| ACTIVITY |
Count how many lines in this material contain "aquí". The answer is that number alone.
= = = =
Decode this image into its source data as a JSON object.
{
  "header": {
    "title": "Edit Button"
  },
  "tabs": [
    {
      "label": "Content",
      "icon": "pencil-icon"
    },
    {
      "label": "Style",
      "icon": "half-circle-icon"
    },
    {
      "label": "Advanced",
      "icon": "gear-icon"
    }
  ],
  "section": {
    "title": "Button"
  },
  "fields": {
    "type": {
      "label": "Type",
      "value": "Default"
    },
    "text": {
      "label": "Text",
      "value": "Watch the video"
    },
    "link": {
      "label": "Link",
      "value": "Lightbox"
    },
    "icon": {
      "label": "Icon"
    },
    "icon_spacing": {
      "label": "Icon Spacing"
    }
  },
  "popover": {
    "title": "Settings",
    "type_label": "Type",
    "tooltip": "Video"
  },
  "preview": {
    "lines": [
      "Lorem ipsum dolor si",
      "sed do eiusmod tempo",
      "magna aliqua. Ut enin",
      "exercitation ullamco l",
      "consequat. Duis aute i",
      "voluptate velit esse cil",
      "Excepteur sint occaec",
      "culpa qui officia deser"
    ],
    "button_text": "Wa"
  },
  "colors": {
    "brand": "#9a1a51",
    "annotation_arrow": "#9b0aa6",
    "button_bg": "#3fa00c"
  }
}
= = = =
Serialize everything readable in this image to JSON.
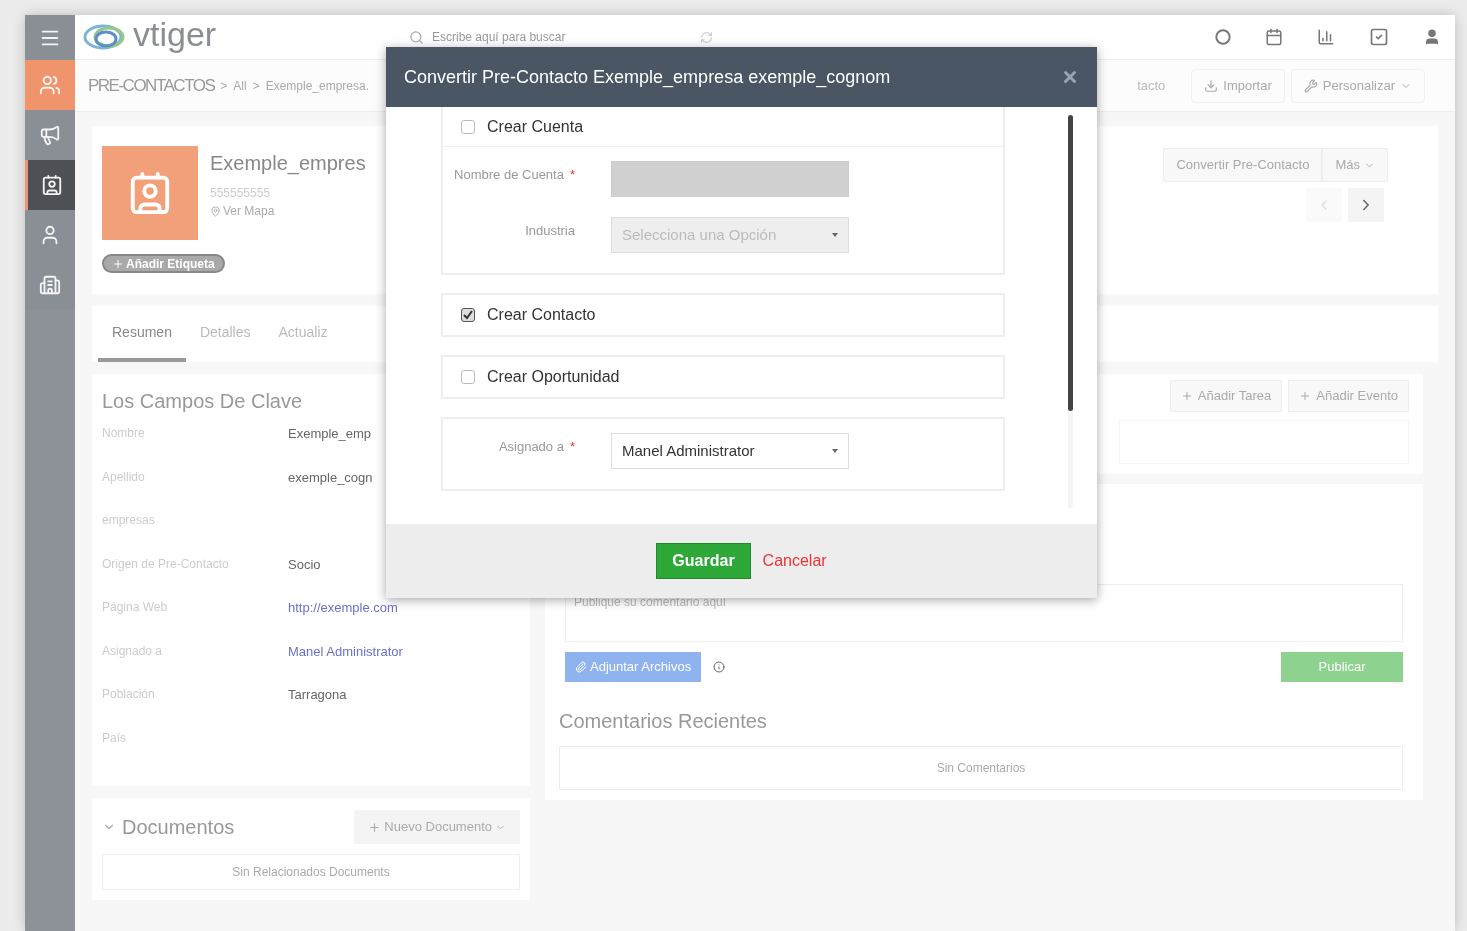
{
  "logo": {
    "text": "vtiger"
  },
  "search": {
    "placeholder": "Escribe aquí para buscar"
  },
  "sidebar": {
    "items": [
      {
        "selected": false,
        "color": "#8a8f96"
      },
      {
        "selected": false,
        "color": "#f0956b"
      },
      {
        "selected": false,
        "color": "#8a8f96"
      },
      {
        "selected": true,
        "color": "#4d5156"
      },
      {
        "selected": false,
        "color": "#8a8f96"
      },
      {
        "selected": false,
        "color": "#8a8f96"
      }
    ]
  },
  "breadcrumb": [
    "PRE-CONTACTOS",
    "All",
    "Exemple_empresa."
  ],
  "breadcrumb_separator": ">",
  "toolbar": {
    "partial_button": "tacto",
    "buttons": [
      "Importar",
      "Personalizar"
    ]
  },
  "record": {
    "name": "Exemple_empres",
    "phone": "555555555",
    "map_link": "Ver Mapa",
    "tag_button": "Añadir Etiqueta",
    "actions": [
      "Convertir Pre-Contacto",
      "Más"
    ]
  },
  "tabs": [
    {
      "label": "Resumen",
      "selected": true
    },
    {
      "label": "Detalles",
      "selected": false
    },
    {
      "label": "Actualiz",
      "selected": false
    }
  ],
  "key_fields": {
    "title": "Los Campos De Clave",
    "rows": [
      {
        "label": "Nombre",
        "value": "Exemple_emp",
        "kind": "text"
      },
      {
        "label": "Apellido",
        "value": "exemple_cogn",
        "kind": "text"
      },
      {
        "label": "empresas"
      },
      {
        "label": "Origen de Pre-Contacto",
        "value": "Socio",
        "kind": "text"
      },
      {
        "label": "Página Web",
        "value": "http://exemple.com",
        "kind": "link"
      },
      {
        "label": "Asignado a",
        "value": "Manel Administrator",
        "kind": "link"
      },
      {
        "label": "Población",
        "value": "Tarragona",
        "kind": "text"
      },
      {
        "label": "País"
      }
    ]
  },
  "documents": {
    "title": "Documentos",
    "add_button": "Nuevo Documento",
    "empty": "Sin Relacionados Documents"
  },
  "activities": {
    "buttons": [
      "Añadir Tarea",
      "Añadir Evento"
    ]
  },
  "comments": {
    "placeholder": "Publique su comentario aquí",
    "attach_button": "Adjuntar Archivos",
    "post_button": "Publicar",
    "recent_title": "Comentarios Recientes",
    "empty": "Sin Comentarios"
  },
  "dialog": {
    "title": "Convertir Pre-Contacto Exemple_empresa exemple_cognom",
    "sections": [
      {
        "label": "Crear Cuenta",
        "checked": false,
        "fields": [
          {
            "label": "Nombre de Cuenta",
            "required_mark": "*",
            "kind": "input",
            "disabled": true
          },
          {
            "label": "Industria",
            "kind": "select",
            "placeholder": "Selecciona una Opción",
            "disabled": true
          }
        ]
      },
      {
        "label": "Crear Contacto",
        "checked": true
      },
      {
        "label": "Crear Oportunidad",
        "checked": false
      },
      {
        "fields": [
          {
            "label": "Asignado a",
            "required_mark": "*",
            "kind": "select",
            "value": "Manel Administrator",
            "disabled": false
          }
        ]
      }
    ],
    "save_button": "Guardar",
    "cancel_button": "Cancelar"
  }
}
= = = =
| FINAL ANSWER |
2